Problem requirements. Working through the lines below, return each one that holds "JSON".

Dataset rows for apps and sites.
___

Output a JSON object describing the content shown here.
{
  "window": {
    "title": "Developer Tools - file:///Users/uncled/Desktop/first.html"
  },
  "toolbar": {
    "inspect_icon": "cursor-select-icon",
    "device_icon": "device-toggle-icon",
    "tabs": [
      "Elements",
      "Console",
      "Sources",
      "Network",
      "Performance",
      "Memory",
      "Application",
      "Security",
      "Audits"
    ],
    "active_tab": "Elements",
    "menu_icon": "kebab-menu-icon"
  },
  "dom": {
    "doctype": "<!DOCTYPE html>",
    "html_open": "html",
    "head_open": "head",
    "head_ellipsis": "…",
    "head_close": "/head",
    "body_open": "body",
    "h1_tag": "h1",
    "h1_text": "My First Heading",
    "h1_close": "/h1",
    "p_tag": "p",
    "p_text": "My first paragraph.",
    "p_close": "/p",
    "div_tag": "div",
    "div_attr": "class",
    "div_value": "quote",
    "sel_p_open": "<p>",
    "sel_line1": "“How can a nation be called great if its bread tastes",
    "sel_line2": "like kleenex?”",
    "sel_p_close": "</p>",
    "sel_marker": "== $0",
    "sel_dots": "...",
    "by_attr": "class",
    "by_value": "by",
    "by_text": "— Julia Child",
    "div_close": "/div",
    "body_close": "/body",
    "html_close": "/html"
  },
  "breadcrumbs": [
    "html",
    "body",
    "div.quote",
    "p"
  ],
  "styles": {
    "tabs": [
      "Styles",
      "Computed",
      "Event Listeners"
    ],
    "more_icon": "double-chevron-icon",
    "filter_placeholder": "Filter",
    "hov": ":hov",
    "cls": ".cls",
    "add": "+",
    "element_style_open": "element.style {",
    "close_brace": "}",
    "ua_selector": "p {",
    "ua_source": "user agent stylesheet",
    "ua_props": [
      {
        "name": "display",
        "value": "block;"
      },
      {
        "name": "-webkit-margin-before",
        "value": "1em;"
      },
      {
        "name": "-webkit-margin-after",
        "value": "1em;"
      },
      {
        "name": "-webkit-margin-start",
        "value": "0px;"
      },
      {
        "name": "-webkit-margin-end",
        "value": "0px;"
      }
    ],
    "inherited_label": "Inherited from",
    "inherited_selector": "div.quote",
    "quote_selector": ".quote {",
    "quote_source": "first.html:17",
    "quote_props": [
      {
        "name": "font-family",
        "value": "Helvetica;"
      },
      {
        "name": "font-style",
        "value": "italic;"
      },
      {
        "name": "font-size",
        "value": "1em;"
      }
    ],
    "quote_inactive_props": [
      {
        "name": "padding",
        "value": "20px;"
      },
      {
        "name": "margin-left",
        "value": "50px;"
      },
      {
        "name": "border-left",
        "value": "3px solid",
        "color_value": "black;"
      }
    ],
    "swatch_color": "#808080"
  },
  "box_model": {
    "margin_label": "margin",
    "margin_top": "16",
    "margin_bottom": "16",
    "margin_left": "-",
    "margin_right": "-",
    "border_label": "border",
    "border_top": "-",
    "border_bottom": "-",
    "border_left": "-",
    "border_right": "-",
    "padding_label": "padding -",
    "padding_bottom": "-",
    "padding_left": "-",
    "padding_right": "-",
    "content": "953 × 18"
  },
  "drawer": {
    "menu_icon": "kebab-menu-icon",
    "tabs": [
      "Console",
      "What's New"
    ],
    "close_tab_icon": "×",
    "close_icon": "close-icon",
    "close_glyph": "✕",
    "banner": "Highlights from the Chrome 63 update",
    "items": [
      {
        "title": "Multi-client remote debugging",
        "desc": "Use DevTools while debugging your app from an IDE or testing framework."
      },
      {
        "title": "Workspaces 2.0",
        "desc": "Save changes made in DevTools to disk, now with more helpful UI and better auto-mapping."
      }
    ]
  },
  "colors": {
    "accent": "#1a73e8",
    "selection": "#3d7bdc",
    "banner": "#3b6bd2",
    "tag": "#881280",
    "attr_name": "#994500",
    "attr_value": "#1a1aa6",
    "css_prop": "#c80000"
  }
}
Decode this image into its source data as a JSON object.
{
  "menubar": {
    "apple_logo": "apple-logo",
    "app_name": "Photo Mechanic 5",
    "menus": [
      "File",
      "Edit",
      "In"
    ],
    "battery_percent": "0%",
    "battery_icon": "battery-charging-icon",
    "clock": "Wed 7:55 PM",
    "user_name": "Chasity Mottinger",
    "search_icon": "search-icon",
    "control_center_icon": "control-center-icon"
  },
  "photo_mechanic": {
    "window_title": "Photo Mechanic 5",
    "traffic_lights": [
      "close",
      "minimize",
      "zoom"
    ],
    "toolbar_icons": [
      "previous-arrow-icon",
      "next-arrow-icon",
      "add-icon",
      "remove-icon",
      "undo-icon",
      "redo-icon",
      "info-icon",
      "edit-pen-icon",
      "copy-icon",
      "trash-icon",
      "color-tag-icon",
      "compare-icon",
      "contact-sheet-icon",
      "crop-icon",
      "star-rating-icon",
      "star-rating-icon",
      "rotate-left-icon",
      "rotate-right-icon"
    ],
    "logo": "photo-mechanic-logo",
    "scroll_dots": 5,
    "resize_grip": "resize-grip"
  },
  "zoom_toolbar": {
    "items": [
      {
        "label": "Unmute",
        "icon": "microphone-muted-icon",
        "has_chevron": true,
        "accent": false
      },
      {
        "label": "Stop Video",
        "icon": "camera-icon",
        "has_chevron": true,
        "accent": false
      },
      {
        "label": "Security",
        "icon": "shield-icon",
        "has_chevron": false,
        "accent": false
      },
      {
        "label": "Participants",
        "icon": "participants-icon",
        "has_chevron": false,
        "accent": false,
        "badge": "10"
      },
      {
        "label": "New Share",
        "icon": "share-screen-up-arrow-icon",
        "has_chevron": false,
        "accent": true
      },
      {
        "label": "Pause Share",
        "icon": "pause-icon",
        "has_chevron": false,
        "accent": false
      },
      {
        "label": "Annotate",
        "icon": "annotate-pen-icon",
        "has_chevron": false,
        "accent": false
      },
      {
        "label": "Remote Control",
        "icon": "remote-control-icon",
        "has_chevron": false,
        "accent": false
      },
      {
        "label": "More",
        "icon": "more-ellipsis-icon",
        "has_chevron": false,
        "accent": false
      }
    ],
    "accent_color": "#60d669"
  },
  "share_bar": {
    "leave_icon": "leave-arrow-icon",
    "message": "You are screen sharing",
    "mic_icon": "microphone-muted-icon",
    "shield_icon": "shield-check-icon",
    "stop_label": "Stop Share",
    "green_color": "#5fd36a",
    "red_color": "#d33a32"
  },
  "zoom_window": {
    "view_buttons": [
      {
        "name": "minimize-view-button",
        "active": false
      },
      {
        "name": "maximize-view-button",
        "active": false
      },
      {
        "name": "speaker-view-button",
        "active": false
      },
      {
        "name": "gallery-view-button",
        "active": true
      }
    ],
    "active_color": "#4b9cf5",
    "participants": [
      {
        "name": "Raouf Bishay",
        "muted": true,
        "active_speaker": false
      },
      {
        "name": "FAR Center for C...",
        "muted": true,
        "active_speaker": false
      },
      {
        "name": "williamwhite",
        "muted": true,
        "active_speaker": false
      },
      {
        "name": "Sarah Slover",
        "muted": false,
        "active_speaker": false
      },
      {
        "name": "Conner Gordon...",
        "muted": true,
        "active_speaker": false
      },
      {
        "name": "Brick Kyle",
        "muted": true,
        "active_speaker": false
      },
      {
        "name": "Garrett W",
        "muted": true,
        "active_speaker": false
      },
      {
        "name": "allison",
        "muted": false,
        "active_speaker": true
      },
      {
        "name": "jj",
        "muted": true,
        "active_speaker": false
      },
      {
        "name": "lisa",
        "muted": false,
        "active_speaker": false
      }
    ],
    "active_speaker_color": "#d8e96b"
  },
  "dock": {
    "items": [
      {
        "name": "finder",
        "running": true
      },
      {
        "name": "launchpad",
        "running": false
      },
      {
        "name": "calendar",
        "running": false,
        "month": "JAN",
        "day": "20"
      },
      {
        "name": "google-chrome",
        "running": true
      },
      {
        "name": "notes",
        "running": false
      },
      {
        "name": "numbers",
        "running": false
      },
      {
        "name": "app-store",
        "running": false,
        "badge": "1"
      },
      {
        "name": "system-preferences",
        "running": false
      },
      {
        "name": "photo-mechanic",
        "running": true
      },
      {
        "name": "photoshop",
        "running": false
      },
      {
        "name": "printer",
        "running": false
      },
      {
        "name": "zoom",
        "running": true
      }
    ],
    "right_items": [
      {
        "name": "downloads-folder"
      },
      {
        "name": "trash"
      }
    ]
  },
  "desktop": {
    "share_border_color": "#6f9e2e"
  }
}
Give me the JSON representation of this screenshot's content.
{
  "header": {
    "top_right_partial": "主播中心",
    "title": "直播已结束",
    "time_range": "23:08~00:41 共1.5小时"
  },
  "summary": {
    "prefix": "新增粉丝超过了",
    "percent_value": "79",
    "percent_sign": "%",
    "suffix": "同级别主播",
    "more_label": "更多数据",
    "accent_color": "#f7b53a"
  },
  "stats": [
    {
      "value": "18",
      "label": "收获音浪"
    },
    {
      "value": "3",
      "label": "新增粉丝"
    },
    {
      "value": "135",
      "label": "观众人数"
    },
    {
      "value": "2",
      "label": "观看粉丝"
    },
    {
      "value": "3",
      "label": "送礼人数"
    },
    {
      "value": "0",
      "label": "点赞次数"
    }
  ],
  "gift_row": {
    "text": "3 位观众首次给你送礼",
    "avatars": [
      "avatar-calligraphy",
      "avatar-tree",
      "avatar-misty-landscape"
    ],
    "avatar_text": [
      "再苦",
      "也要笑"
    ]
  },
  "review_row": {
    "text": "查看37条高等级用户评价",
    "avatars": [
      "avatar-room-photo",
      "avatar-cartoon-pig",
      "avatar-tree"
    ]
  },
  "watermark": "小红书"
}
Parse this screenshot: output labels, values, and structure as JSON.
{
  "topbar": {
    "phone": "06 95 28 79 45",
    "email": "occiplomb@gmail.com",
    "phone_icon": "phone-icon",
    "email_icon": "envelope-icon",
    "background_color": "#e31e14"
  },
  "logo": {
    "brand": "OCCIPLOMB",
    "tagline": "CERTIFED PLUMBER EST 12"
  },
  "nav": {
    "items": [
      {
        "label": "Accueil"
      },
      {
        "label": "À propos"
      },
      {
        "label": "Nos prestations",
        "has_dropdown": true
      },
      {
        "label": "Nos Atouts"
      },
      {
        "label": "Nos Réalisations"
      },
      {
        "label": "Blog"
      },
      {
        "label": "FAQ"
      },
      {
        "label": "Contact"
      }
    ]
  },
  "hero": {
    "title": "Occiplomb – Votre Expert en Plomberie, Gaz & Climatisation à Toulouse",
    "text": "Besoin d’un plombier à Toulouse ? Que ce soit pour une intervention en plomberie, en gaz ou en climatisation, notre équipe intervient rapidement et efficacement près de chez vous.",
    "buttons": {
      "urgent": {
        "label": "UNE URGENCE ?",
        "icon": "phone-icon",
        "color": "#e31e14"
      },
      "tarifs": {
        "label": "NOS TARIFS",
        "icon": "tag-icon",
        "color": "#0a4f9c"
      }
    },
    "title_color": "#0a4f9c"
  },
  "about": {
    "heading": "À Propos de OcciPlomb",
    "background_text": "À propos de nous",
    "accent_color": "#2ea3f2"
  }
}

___

Expected answer.
Output a JSON object describing the content shown here.
Decode this image into its source data as a JSON object.
Give me the JSON representation of this screenshot's content.
Parse this screenshot: output labels, values, and structure as JSON.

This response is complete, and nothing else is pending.